## [Component data from apps and pages]
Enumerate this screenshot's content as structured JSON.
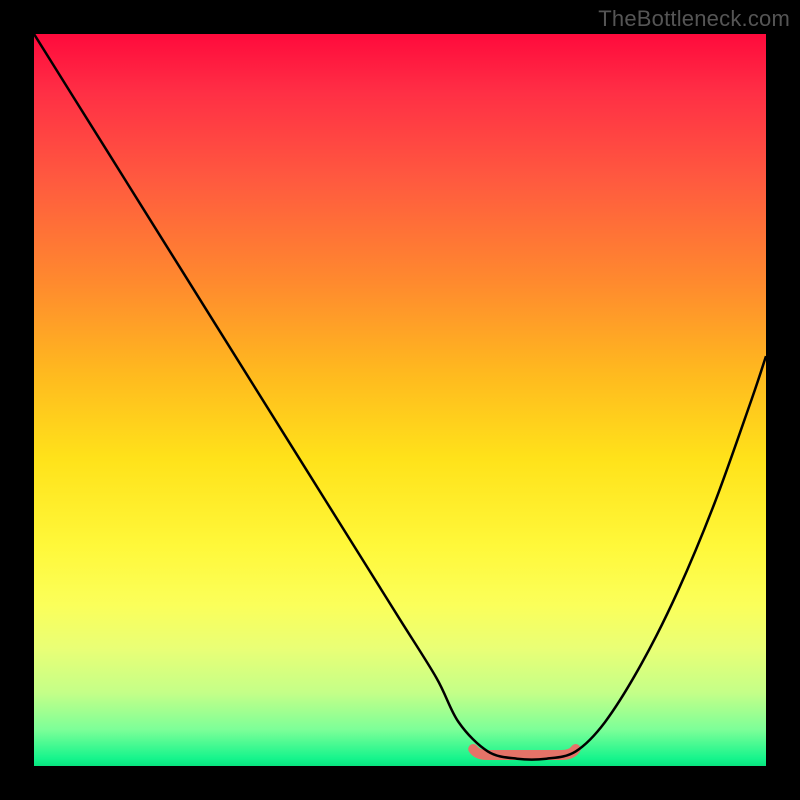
{
  "attribution": "TheBottleneck.com",
  "colors": {
    "background": "#000000",
    "curve": "#000000",
    "valley_marker": "#e57368"
  },
  "chart_data": {
    "type": "line",
    "title": "",
    "xlabel": "",
    "ylabel": "",
    "xlim": [
      0,
      100
    ],
    "ylim": [
      0,
      100
    ],
    "grid": false,
    "legend": false,
    "series": [
      {
        "name": "bottleneck-curve",
        "x": [
          0,
          5,
          10,
          15,
          20,
          25,
          30,
          35,
          40,
          45,
          50,
          55,
          58,
          62,
          66,
          70,
          74,
          78,
          83,
          88,
          93,
          98,
          100
        ],
        "y": [
          100,
          92,
          84,
          76,
          68,
          60,
          52,
          44,
          36,
          28,
          20,
          12,
          6,
          2,
          1,
          1,
          2,
          6,
          14,
          24,
          36,
          50,
          56
        ]
      }
    ],
    "annotations": [
      {
        "name": "valley-plateau",
        "x_range": [
          60,
          74
        ],
        "y": 1.5
      }
    ],
    "background_gradient_stops": [
      {
        "pos": 0.0,
        "color": "#ff0a3c"
      },
      {
        "pos": 0.08,
        "color": "#ff2f45"
      },
      {
        "pos": 0.2,
        "color": "#ff5a3f"
      },
      {
        "pos": 0.34,
        "color": "#ff8a2e"
      },
      {
        "pos": 0.46,
        "color": "#ffb81f"
      },
      {
        "pos": 0.58,
        "color": "#ffe21a"
      },
      {
        "pos": 0.7,
        "color": "#fff83a"
      },
      {
        "pos": 0.78,
        "color": "#fbff5a"
      },
      {
        "pos": 0.84,
        "color": "#e9ff76"
      },
      {
        "pos": 0.9,
        "color": "#c4ff88"
      },
      {
        "pos": 0.95,
        "color": "#7dff98"
      },
      {
        "pos": 0.99,
        "color": "#15f48c"
      },
      {
        "pos": 1.0,
        "color": "#08e47e"
      }
    ]
  }
}
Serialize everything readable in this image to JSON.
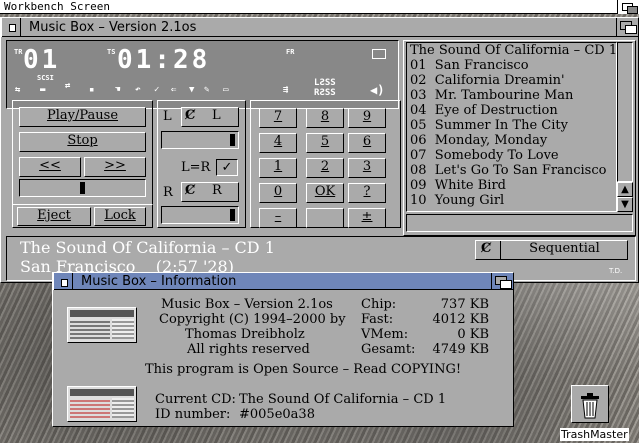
{
  "screen": {
    "title": "Workbench Screen"
  },
  "main_window": {
    "title": "Music Box – Version 2.1os",
    "lcd": {
      "track_label": "TR",
      "track": "01",
      "time_label": "TS",
      "time": "01:28",
      "fr_label": "FR",
      "scsi_label": "SCSI",
      "lsss_top": "LƧSS",
      "lsss_bottom": "RƧSS"
    },
    "buttons": {
      "play_pause": "Play/Pause",
      "stop": "Stop",
      "rewind": "<<",
      "forward": ">>",
      "eject": "Eject",
      "lock": "Lock"
    },
    "volume": {
      "left_label": "L",
      "left_cycle": "L",
      "lr_label": "L=R",
      "right_label": "R",
      "right_cycle": "R"
    },
    "keypad": [
      "7",
      "8",
      "9",
      "4",
      "5",
      "6",
      "1",
      "2",
      "3",
      "0",
      "OK",
      "?",
      "–",
      "",
      "±"
    ],
    "playlist": {
      "header": "The Sound Of California – CD 1:",
      "tracks": [
        "01  San Francisco",
        "02  California Dreamin'",
        "03  Mr. Tambourine Man",
        "04  Eye of Destruction",
        "05  Summer In The City",
        "06  Monday, Monday",
        "07  Somebody To Love",
        "08  Let's Go To San Francisco",
        "09  White Bird",
        "10  Young Girl"
      ]
    },
    "status": {
      "cd_title": "The Sound Of California – CD 1",
      "track_line": "San Francisco    (2:57 '28)",
      "mode": "Sequential",
      "signature": "T.D."
    }
  },
  "info_window": {
    "title": "Music Box – Information",
    "program": "Music Box – Version 2.1os",
    "copyright": "Copyright (C) 1994–2000 by",
    "author": "Thomas Dreibholz",
    "rights": "All rights reserved",
    "memory": [
      {
        "label": "Chip:",
        "value": "737 KB"
      },
      {
        "label": "Fast:",
        "value": "4012 KB"
      },
      {
        "label": "VMem:",
        "value": "0 KB"
      },
      {
        "label": "Gesamt:",
        "value": "4749 KB"
      }
    ],
    "open_source": "This program is Open Source – Read COPYING!",
    "current_cd_label": "Current CD:",
    "current_cd_value": "The Sound Of California – CD 1",
    "id_label": "ID number:",
    "id_value": "#005e0a38"
  },
  "desktop": {
    "trash_label": "TrashMaster"
  }
}
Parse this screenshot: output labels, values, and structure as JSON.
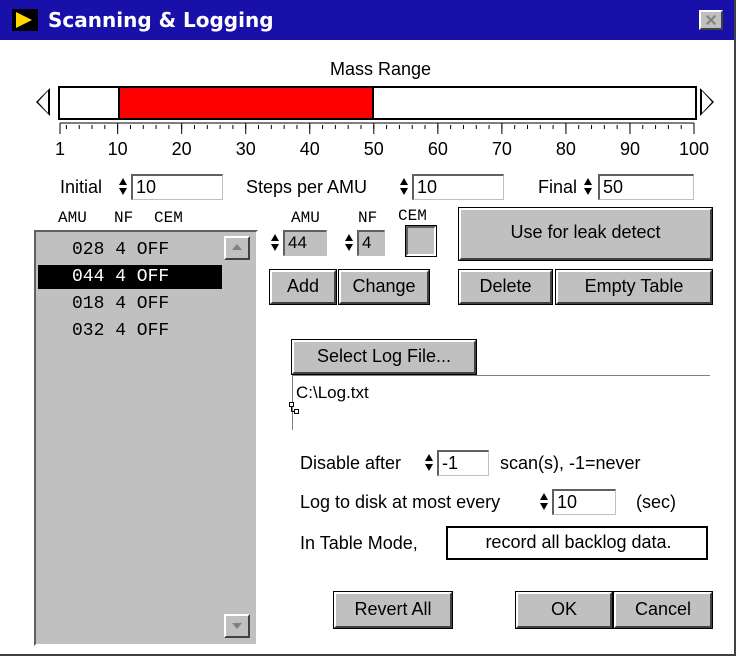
{
  "window": {
    "title": "Scanning & Logging"
  },
  "mass_range": {
    "label": "Mass Range",
    "min": 1,
    "max": 100,
    "low": 10,
    "high": 50,
    "fill_color": "#ff0000",
    "ticks": [
      "1",
      "10",
      "20",
      "30",
      "40",
      "50",
      "60",
      "70",
      "80",
      "90",
      "100"
    ]
  },
  "params": {
    "initial_label": "Initial",
    "initial_value": "10",
    "steps_label": "Steps per AMU",
    "steps_value": "10",
    "final_label": "Final",
    "final_value": "50"
  },
  "table": {
    "headers": {
      "amu": "AMU",
      "nf": "NF",
      "cem": "CEM"
    },
    "rows": [
      "028 4 OFF",
      "044 4 OFF",
      "018 4 OFF",
      "032 4 OFF"
    ],
    "selected_index": 1
  },
  "entry": {
    "amu_label": "AMU",
    "nf_label": "NF",
    "cem_label": "CEM",
    "amu_value": "44",
    "nf_value": "4"
  },
  "buttons": {
    "leak": "Use for leak detect",
    "add": "Add",
    "change": "Change",
    "delete": "Delete",
    "empty": "Empty Table",
    "select_log": "Select Log File...",
    "record": "record all backlog data.",
    "revert": "Revert All",
    "ok": "OK",
    "cancel": "Cancel"
  },
  "log": {
    "path": "C:\\Log.txt",
    "disable_label": "Disable after",
    "disable_value": "-1",
    "disable_suffix": "scan(s), -1=never",
    "every_label": "Log to disk at most every",
    "every_value": "10",
    "every_suffix": "(sec)",
    "table_mode_label": "In Table Mode,"
  }
}
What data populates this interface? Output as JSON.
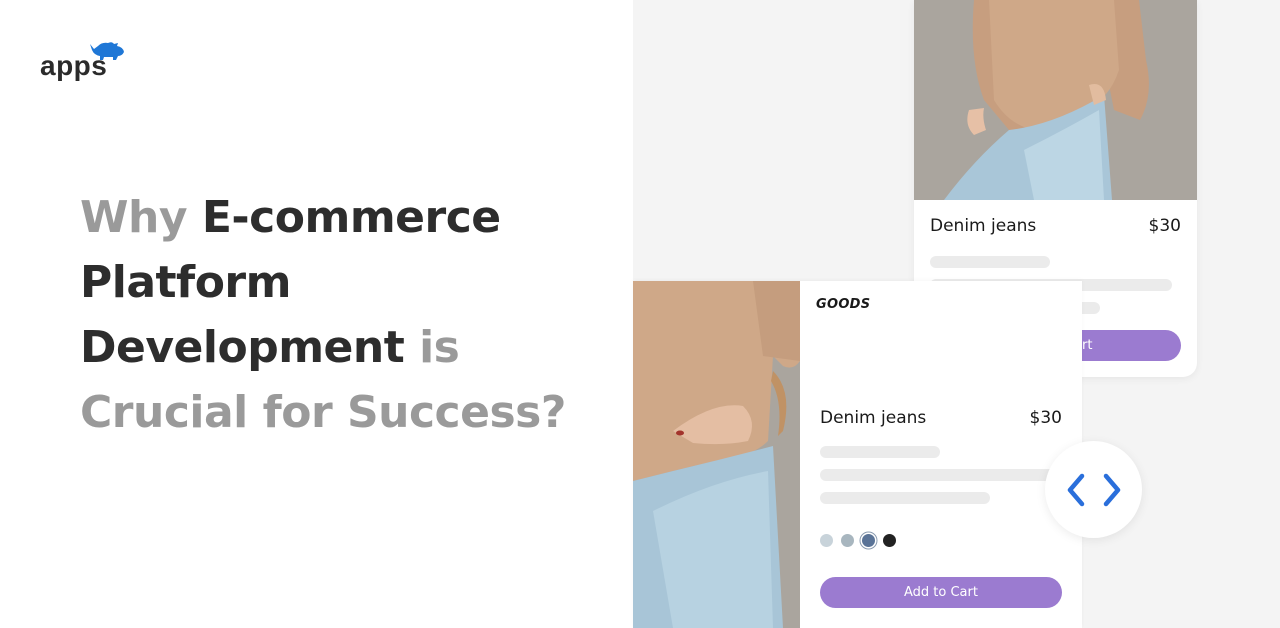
{
  "brand": {
    "logo_text": "apps",
    "logo_icon": "rhino-icon",
    "accent_color": "#1f77d6"
  },
  "headline": {
    "segments": [
      {
        "text": "Why ",
        "style": "muted"
      },
      {
        "text": "E-commerce",
        "style": "strong"
      },
      {
        "text": "Platform",
        "style": "strong"
      },
      {
        "text": "Development",
        "style": "strong"
      },
      {
        "text": " is",
        "style": "muted"
      },
      {
        "text": "Crucial for Success?",
        "style": "muted"
      }
    ],
    "muted_color": "#9a9a9a",
    "strong_color": "#2d2d2d"
  },
  "product_card_top": {
    "image": "model-beige-tshirt-denim-jeans",
    "name": "Denim jeans",
    "price": "$30",
    "button_label": "Add to Cart",
    "button_color": "#9b7bd0"
  },
  "product_card_bottom": {
    "image": "model-beige-tshirt-denim-jeans-closeup",
    "store_label": "GOODS",
    "name": "Denim jeans",
    "price": "$30",
    "swatches": [
      {
        "color": "#c8d3da",
        "selected": false
      },
      {
        "color": "#a8b6bf",
        "selected": false
      },
      {
        "color": "#5a7397",
        "selected": true
      },
      {
        "color": "#222222",
        "selected": false
      }
    ],
    "button_label": "Add to Cart",
    "button_color": "#9b7bd0"
  },
  "code_badge": {
    "icon": "code-brackets-icon",
    "color": "#2a6fdb"
  }
}
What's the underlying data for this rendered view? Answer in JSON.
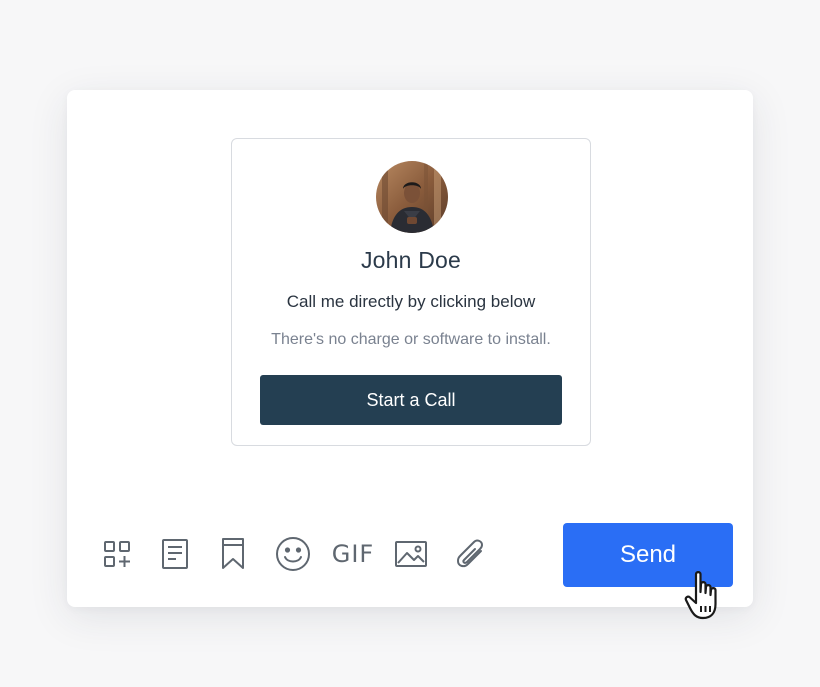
{
  "card": {
    "name": "John Doe",
    "tagline": "Call me directly by clicking below",
    "note": "There's no charge or software to install.",
    "call_button_label": "Start a Call"
  },
  "toolbar": {
    "icons": [
      "apps-add-icon",
      "document-icon",
      "bookmark-icon",
      "emoji-icon",
      "gif-icon",
      "image-icon",
      "attachment-icon"
    ],
    "gif_label": "GIF"
  },
  "send_button_label": "Send",
  "colors": {
    "call_button": "#243f52",
    "send_button": "#2a6ef5",
    "icon": "#5f6770",
    "text": "#2b3a4a"
  }
}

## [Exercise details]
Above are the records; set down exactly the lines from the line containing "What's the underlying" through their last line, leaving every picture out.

## [Exercise result]
What's the underlying data for this rendered view? Answer in JSON.
{
  "card": {
    "name": "John Doe",
    "tagline": "Call me directly by clicking below",
    "note": "There's no charge or software to install.",
    "call_button_label": "Start a Call"
  },
  "toolbar": {
    "icons": [
      "apps-add-icon",
      "document-icon",
      "bookmark-icon",
      "emoji-icon",
      "gif-icon",
      "image-icon",
      "attachment-icon"
    ],
    "gif_label": "GIF"
  },
  "send_button_label": "Send",
  "colors": {
    "call_button": "#243f52",
    "send_button": "#2a6ef5",
    "icon": "#5f6770",
    "text": "#2b3a4a"
  }
}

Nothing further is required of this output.